        Rm 31.99 glasgow

        The best i can find is 31.99. Theoretical you could turn 1.7 metre behind Daniel and beat him!

      • avatar
        aswimfan

        Ross Murdoch is not swimming 200 breast, and Jamieson is not even in Kazan, so Gyurta may very well still have the best back end in Kazan final.

  3. avatar
    Dunc1952

    Since she formally qualified for the team in only the 200 breast, it will take something even better than a solid semifinal swim for Breeja to be in all three Breaststroke finals, per the comment in the piece. Did you possibly mean Micah, who qualified for the US team in all three events? I’d like to see what Breeja could do in the 50 and 100 when rested, but it is unlikely to be in the actual events in Kazan. Your idea about Micah backing out of the 50 would make some sense, however, as it would split the workload between the three American breaststrokers at 2 events each and would allow Micah to concentrate on the 100/200, her two best events. In a truly bizzare and quirky twist in the selection process Micah earned the second 50 breast slot behind Jessica based on her 100 breast placement ahead of Breeja, who was 2nd in the 50, ahead of 3rd place Micah in the actual race. It makes sense from the standpoint of not selecting a spot specifically for second in the stroke 50s, but when she was already on the team, and not added to the roster by the 50 breast swim, Breeja should be swimming the 50. Micah’s best time in the 50 is :31.00; Breeja’s is :29.95 in Barcelona and has been under Micah’s best time of :31.00 over 10 times. If they are going to allow an athlete to swim who was not the first priority selection (i.e. only the fastest of the 50s qualify), they should be chosen by fastest time/or in direct competition done in a qualifying competition by an athlete otherwise already making the team, not just assigned to the athlete who made the team in the shorter of the other events in that stroke (i.e. 100 as opposed to the 200.) Obviously in most instances the fastest 100 swimmer, aside from the 50 winner, will be likely the best US representative for the 2nd slot in the 50. Just as obviously, based on objective viewing of life performances, that isn’t the case in this event. Breeja would have a chance to medal, and, though unlikely, Micah could do her life best and not even make it to the semis. (17 currently under :31.00 on FINA list for 2015).

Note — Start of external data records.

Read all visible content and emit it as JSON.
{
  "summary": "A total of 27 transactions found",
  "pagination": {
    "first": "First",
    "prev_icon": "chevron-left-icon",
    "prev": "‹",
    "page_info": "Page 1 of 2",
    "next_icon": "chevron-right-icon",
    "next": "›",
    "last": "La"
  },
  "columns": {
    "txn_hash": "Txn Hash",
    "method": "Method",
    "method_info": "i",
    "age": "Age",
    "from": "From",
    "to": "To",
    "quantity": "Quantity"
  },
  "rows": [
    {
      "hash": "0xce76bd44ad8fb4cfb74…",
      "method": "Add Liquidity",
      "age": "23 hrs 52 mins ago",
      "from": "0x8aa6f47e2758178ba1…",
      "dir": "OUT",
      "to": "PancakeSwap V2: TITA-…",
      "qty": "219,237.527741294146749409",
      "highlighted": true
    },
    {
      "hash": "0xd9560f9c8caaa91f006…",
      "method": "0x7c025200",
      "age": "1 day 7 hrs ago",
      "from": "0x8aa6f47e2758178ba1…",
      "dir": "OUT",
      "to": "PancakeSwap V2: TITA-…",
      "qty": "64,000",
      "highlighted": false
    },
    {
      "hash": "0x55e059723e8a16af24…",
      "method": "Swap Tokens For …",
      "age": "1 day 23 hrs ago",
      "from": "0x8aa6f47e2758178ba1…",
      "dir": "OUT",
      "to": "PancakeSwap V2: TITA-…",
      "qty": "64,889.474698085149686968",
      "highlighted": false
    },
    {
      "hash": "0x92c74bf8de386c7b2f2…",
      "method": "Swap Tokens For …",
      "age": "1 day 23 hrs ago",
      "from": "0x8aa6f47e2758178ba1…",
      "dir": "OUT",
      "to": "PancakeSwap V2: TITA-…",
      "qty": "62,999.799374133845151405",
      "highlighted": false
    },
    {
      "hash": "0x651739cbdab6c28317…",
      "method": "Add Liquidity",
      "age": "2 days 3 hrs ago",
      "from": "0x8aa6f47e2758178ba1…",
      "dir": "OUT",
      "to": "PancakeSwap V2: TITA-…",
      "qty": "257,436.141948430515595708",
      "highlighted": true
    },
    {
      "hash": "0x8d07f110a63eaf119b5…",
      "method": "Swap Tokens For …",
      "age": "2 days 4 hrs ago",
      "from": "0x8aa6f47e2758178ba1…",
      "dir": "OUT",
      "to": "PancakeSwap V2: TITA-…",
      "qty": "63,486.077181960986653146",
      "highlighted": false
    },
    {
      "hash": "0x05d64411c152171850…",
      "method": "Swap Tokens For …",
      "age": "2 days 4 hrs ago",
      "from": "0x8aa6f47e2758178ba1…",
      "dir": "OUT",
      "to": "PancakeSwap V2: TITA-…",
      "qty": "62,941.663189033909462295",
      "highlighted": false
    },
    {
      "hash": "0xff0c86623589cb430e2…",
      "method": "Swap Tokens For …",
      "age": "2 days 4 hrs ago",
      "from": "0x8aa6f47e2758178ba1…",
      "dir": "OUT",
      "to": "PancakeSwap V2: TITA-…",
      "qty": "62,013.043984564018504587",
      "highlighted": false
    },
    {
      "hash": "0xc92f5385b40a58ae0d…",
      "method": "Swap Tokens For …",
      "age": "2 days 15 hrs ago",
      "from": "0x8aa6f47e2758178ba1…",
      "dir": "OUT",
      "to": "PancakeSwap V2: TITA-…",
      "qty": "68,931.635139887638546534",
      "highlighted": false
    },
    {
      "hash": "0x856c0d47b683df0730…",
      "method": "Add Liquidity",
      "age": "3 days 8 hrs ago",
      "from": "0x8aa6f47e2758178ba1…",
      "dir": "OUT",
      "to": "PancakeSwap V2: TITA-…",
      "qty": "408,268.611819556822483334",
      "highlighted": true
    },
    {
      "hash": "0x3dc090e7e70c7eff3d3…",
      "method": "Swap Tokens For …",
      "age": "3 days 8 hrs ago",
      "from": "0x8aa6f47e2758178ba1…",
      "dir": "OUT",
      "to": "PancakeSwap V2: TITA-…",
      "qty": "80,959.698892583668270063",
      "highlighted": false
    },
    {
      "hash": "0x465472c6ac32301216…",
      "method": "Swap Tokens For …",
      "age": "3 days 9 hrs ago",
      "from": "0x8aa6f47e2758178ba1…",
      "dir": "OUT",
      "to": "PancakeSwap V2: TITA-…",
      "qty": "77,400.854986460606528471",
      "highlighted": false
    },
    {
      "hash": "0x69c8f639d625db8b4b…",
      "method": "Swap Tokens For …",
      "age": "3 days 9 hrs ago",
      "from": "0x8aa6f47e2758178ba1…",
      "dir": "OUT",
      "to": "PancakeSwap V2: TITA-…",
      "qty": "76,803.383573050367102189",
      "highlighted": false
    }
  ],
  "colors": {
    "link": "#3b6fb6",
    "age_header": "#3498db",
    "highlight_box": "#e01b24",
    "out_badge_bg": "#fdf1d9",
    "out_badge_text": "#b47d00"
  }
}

    Kazan Team female breaststrokers textile personal bests (* currently assigned to event)
    50 :29.80 Jessica Hardy*
    :29.95 Breeja Larson
    :31.00 Micah Lawrence*

    100 1:05.18 Jessica Hardy *
    1:05.92 Breeja Larson
    1:06.51 Micah Lawrence*

    200 2:34.27 Jessica Hardy
    2:23.44 Breeja Larson*
    2:21.74 Micah Lawrence*

  4. avatar
    Caio

    Felipe Silva won the Pan Am Games last week with 59’21, so he’s a contender for silver or bronze.

    • avatar
      Jeff Commings

      We’ll see if Silva can repeat that on a second taper, and against tougher competition in a much more intense meet.